Because Baylor leads many addictionrecovery research programs, the BARC benefits from cross-promotion and cross-information. BARC programs are privy to relevant research and research faculty are offered relevant recovery training.
“We’re invited often to speak at faculty trainings,” says Ettinger. “The fair amount of research done across campus is helpful to us,” she continues, “and some research brings a lot of money to the university.” Because Baylor makes research promotion such a priority, the BARC frequently gets acclaim without even knowing it.
“My background is church work,” Ettinger explains. “I’m happy to be a part of such a great campus, with great faculty, great research and a great staff. I like to think we have one voice,” she continues. “Addiction research informs our BARC practices and beliefs about recovery, meaning we stay connected with how to best help students.”

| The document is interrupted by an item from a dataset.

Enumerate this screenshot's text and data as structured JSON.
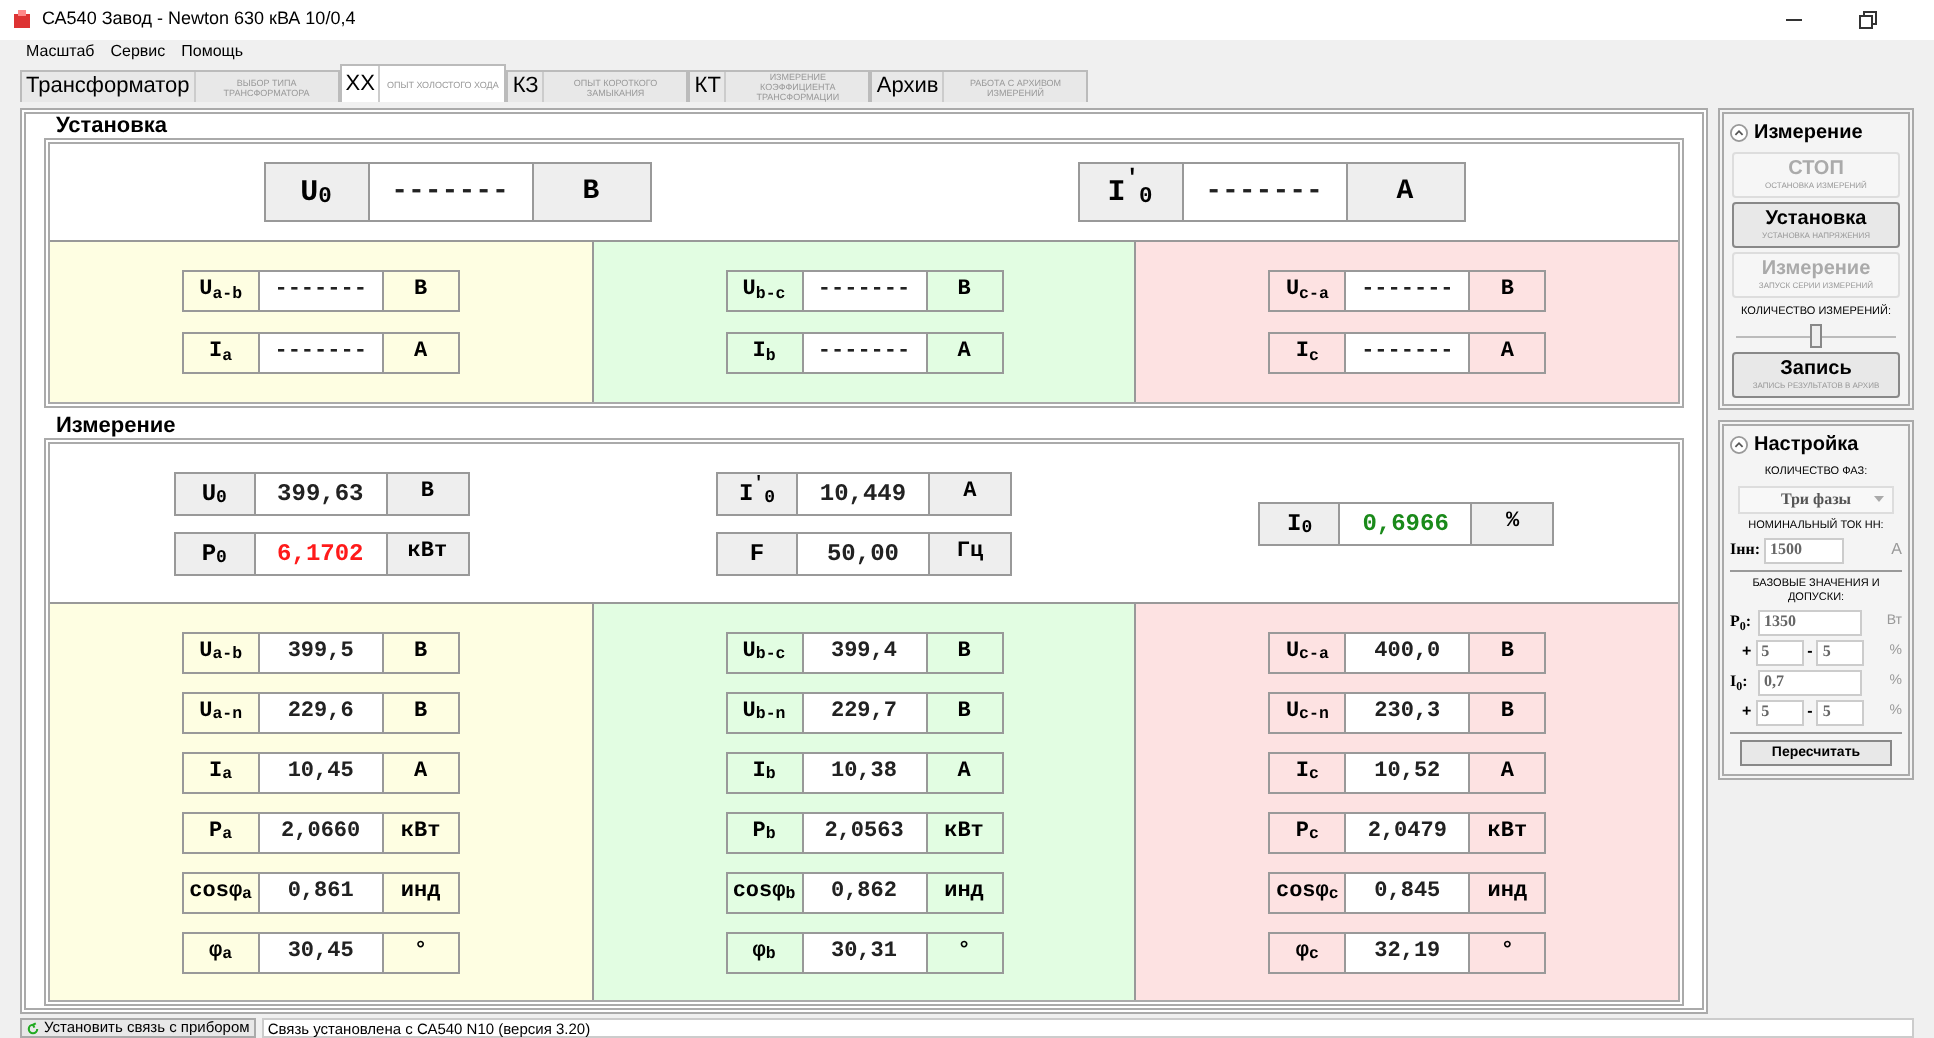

Changing Outdated Ideas on Both Sides
How can collegiate recovery programs at faith-based schools like Baylor lead the way in terms of erasing old stigmas and misinformation around addictionrecovery and religion?

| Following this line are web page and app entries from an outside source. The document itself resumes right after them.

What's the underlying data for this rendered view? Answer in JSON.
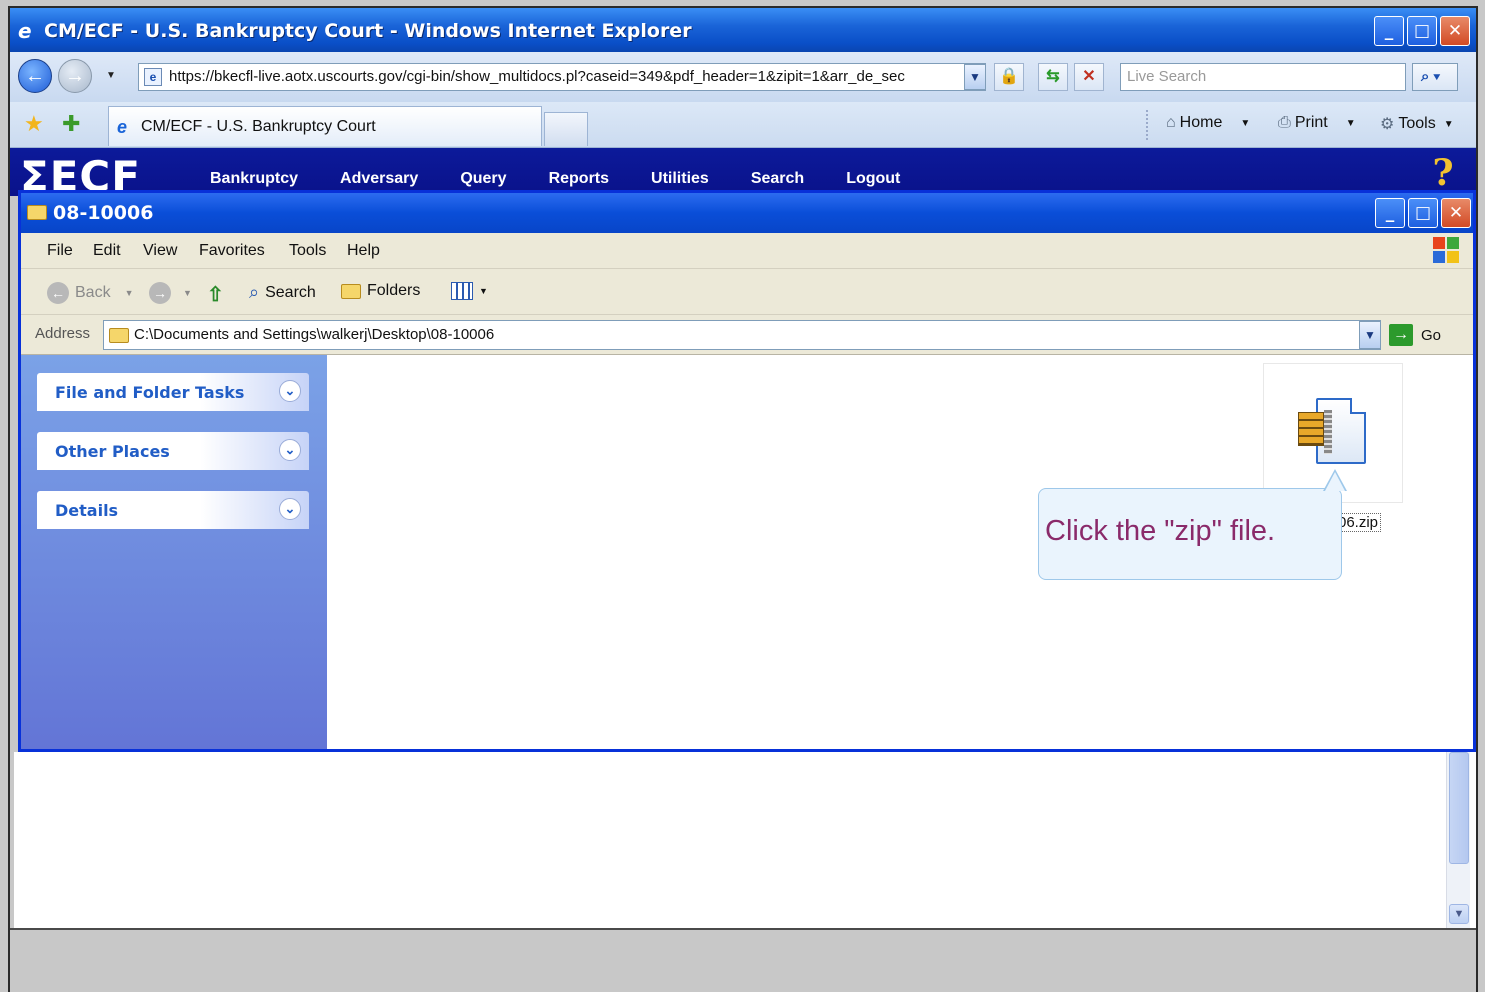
{
  "ie": {
    "title": "CM/ECF - U.S. Bankruptcy Court - Windows Internet Explorer",
    "url": "https://bkecfl-live.aotx.uscourts.gov/cgi-bin/show_multidocs.pl?caseid=349&pdf_header=1&zipit=1&arr_de_sec",
    "search_placeholder": "Live Search",
    "tab_title": "CM/ECF - U.S. Bankruptcy Court",
    "cmd_home": "Home",
    "cmd_print": "Print",
    "cmd_tools": "Tools"
  },
  "ecf": {
    "logo": "ECF",
    "menu": [
      "Bankruptcy",
      "Adversary",
      "Query",
      "Reports",
      "Utilities",
      "Search",
      "Logout"
    ],
    "help_glyph": "?"
  },
  "explorer": {
    "title": "08-10006",
    "menu": [
      "File",
      "Edit",
      "View",
      "Favorites",
      "Tools",
      "Help"
    ],
    "toolbar": {
      "back": "Back",
      "search": "Search",
      "folders": "Folders"
    },
    "address_label": "Address",
    "address_value": "C:\\Documents and Settings\\walkerj\\Desktop\\08-10006",
    "go_label": "Go",
    "tasks": [
      "File and Folder Tasks",
      "Other Places",
      "Details"
    ],
    "file_name": "06.zip"
  },
  "callout": {
    "text": "Click the \"zip\" file."
  },
  "colors": {
    "xp_blue": "#0a4ed8",
    "ecf_navy": "#0a128a",
    "callout_text": "#8a2a6a",
    "task_text": "#215dc6"
  }
}
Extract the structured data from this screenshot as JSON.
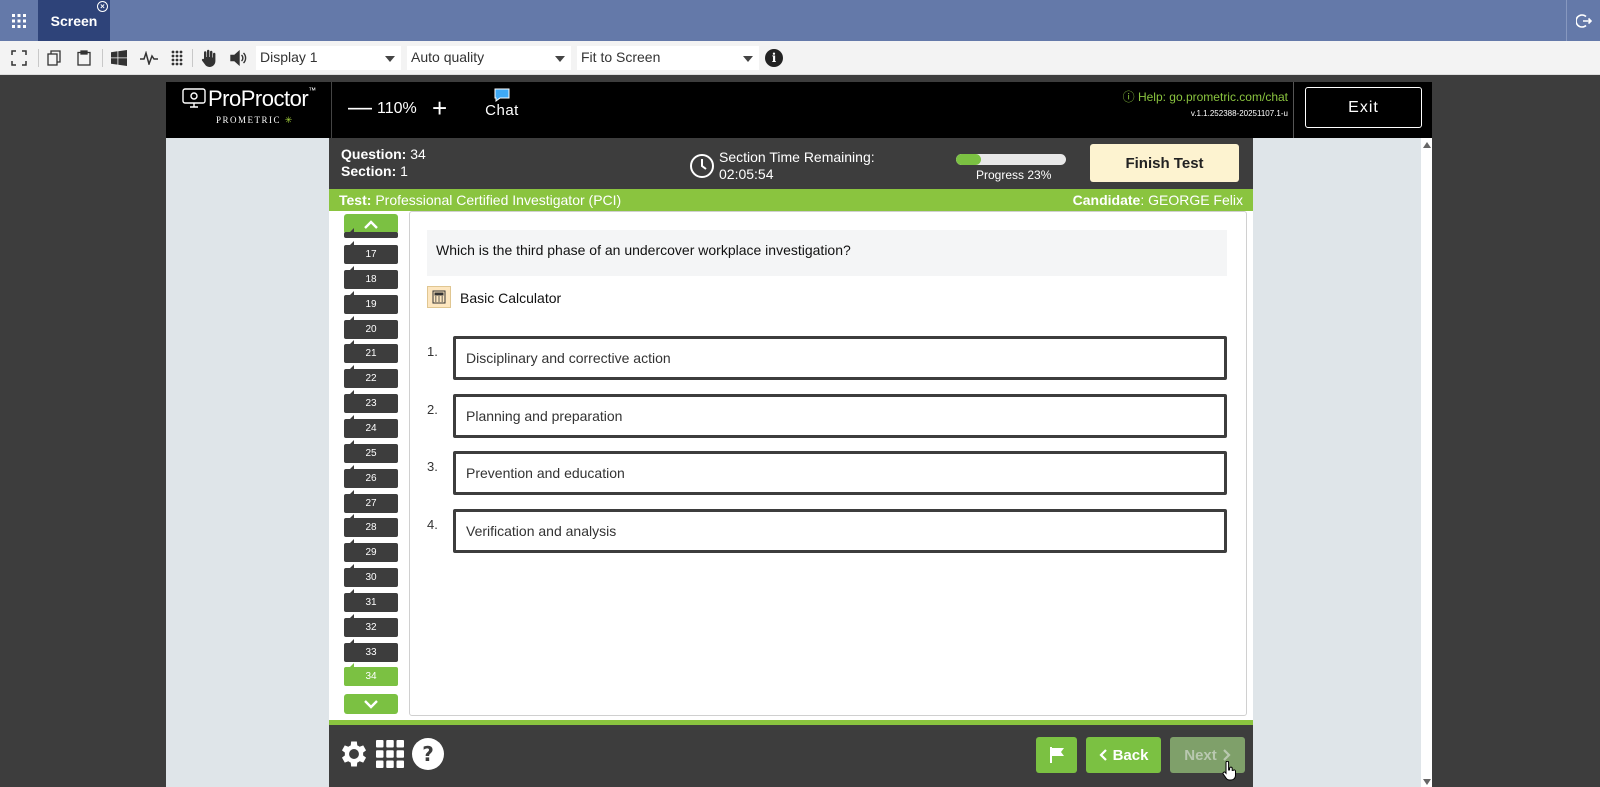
{
  "session": {
    "tab_label": "Screen"
  },
  "toolbar": {
    "display_select": "Display 1",
    "quality_select": "Auto quality",
    "fit_select": "Fit to Screen",
    "info_label": "i"
  },
  "header": {
    "logo_text": "ProProctor",
    "logo_tm": "™",
    "logo_sub": "PROMETRIC",
    "zoom_minus": "—",
    "zoom_value": "110%",
    "zoom_plus": "+",
    "chat_label": "Chat",
    "help_text": "Help: go.prometric.com/chat",
    "version_text": "v.1.1.252388-20251107.1-u",
    "exit_label": "Exit"
  },
  "exam": {
    "question_label": "Question:",
    "question_number": "34",
    "section_label": "Section:",
    "section_number": "1",
    "time_label": "Section Time Remaining:",
    "time_value": "02:05:54",
    "progress_label": "Progress 23%",
    "progress_fraction": 0.23,
    "finish_label": "Finish Test",
    "test_label": "Test:",
    "test_name": "Professional Certified Investigator (PCI)",
    "candidate_label": "Candidate",
    "candidate_name": ": GEORGE Felix"
  },
  "navigator": {
    "items": [
      "17",
      "18",
      "19",
      "20",
      "21",
      "22",
      "23",
      "24",
      "25",
      "26",
      "27",
      "28",
      "29",
      "30",
      "31",
      "32",
      "33",
      "34"
    ],
    "current": "34"
  },
  "question": {
    "stem": "Which is the third phase of an undercover workplace investigation?",
    "calculator_label": "Basic Calculator",
    "options": [
      {
        "num": "1.",
        "text": "Disciplinary and corrective action"
      },
      {
        "num": "2.",
        "text": "Planning and preparation"
      },
      {
        "num": "3.",
        "text": "Prevention and education"
      },
      {
        "num": "4.",
        "text": "Verification and analysis"
      }
    ]
  },
  "footer": {
    "back_label": "Back",
    "next_label": "Next"
  },
  "colors": {
    "accent_green": "#7bc142",
    "session_blue": "#6479a9",
    "tab_navy": "#2e4379",
    "finish_bg": "#fdf3d0"
  }
}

“We talk about intention vs. impact a lot,” says Ettinger. “There are a lot of really well-intentioned people who want to help people find recovery and wellness.” These same folks, according to Ettinger, may believe recovery is as simple as saying a prayer and showing up at church. “Showing people how recovery looks different for different people is part of what we do,” she adds.
Both Ettinger and Corley agree training programs followed by informed discussions for faculty and staff go a long way when it comes to dismantling old stigmas.

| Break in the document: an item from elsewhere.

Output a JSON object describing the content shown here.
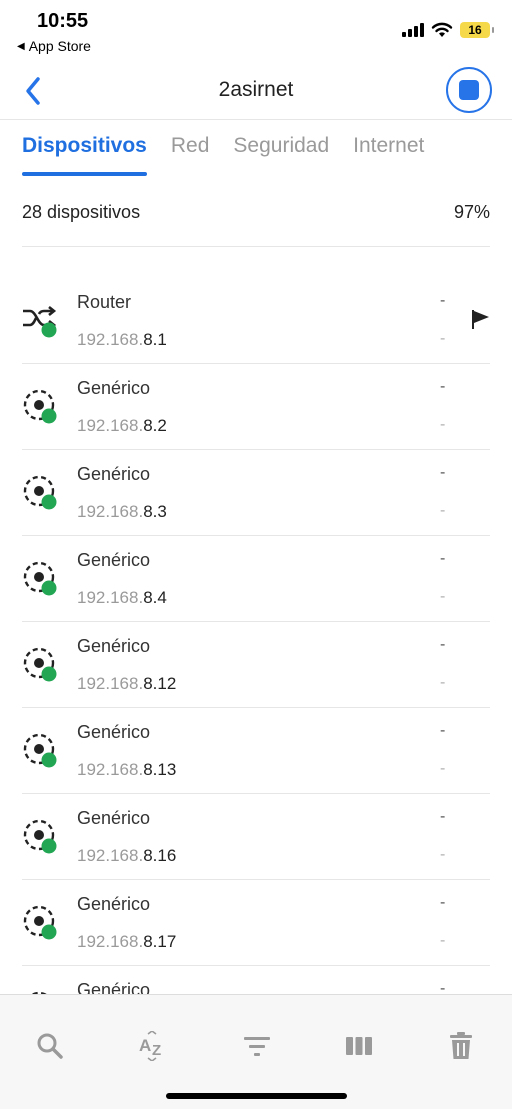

More than training, however, Corley sees courage on both sides as critical when it comes to knocking down the barriers between the church community and the recovery community.
“I find myself telling people how I didn’t use near as many drugs as some of my college classmates,” Corley says. “However, they were able to put it all down, graduate in four years, and have families and careers, but I ended up in treatment twice.” Corley says the response he gets from most folks still surprises him. “More times than not, they’re shocked,” he says. “It doesn’t make sense to them, because whoever uses more drugs is going to have a bigger issue, right?”
Corley believes the courage to share experience, strength, and hope will pave the way for change.
“It’s going to take humility and courage on both ends,” he says. “Religious organizations need humility to admit wrong-doing and ignorance, plus great courage to commit to do something about it.”
Corley doesn’t stop there, he sees a part for the recovery community as well. “People like Lilly and I are churchgoers, and we need to have the courage to stand up and have these same conversations with our church leaders,” he continues. “Because my faith is so important to me, I want to see humility and courage on both sides. I want the recovery community to have the courage to see the importance of religious organizations and institutions and try to understand the hope and good they provide for some people.”
As for BARC, Ettinger is proud of their place on the Baylor campus. “I’ve been around since the beginning of the program,” she explains. “I was a Baylor graduate student who helped start one of the first women in recovery meetings on campus in 2015,” she adds.
After graduation, Ettinger was hired with the opening of the BARC program in 2017.